Sr. Maria Kateri (named after St. Kateri Tekakwitha, a young native American woman who converted to Catholicism) is the Sister I’ve seen the most on the streets and lanes of Leslieville, but spoke to the least during my visit. She was busy preparing for the birthday party. For any of you that have met her, she’s the one with those sparkling blue eyes and infectious smile.
Many Sisters stopped wearing habits in the 1960s, preferring to blend into the communities rather than stand apart, so when I asked why, in these modern times, they choose to wear a habit, I was intrigued by the reply. “It’s a public witness and a sign of our identity. It’s radical and visual. It brings us to people’s attention. It’s a visual world these days so people notice us.” I couldn’t argue with that.
Not only do they bring themselves to our attention, they have a good time (and stay fit) doing it, as many of us have seen. I would’ve liked to have met Sr. Cecilia Rose, who left to return to the US a few years back.
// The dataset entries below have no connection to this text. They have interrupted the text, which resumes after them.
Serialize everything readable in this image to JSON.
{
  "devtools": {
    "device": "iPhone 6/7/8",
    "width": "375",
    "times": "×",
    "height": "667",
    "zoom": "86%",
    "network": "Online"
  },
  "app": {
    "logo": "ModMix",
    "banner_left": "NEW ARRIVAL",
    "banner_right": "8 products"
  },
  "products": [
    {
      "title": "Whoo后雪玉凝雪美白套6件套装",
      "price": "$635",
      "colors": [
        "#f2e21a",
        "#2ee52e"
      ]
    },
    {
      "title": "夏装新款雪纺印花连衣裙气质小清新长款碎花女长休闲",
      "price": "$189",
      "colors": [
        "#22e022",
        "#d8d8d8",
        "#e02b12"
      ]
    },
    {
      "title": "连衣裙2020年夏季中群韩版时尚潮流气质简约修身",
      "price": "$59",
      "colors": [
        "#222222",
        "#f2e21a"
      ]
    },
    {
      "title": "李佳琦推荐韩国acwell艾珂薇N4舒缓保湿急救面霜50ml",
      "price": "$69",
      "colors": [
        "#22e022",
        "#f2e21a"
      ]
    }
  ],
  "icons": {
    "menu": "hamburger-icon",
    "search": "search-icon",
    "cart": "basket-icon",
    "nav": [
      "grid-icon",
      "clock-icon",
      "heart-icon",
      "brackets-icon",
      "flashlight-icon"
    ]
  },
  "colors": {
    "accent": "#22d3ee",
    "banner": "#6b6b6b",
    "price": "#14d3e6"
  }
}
Apparently she juggles with fire!
I had so many questions for the Sisters when I visited them both at their Centre and their Convent. Why do you wear a wedding ring? Why do you wear habits? Where do you sleep? How do you get your names? How do you support yourselves? Do people see you as angels or saints? How do pregnant women find you? The responses got laughter at times. “No, we are not angels or saints”, laughed Sr. Marie Veritas. “We have the same spiritual battles as anyone. We wear rings to symbolize we are married to God. We live in what I’d describe as a ‘piece of heaven’. The cloister – it’s private and peaceful. Our rooms are ‘cells’, originating from the Latin word ‘cella’; private, to conceal. Habits are symbols that we are brides of Christ. We can submit three names to our Superior General prior to receiving the habit. They have to have a spiritual significance, not just be names we like. We are supported solely by donations from benefactors. Women find us through word of mouth. We also leave our brochures at various places around the city; shelters, doctor’s offices, and from previous women who have come to us. We also have a magazine called Imprint, which is has a wide distribution.”
So many questions, so little time. When they aren’t putting on kid’s parties or organizing a volunteer day to mail out invitations to their seminars and special evenings, or hosting guests or working out in the community, spending time in prayer or meditation, they are pretty much catching up on sleep.
It was a pleasure to spend time with them. I was also honoured, having been told that they get requests regularly for interviews and don’t always say yes. “We liked your persistence”, Sr. Maria Kateri laughed. While we were not always on the same page about various subject matter, the atmosphere was open and relaxed. And fun. There was a nice camaraderie among them. They are Sisters behaving like … sisters. A far cry from the more traditional, serious (and a bit scary) nuns from 1974.
For more information about the Sisters of Life, you can visit sistersoflife.org or contact them at 416-463-2722. More likely though, is that you will see them going somewhere – on foot, by bike or rollerblades.
Photo of Sr Cecilia juggling taken by Kareena Wilding
Photo of Sr Maria Kateri rounding the bend by Colin McConnell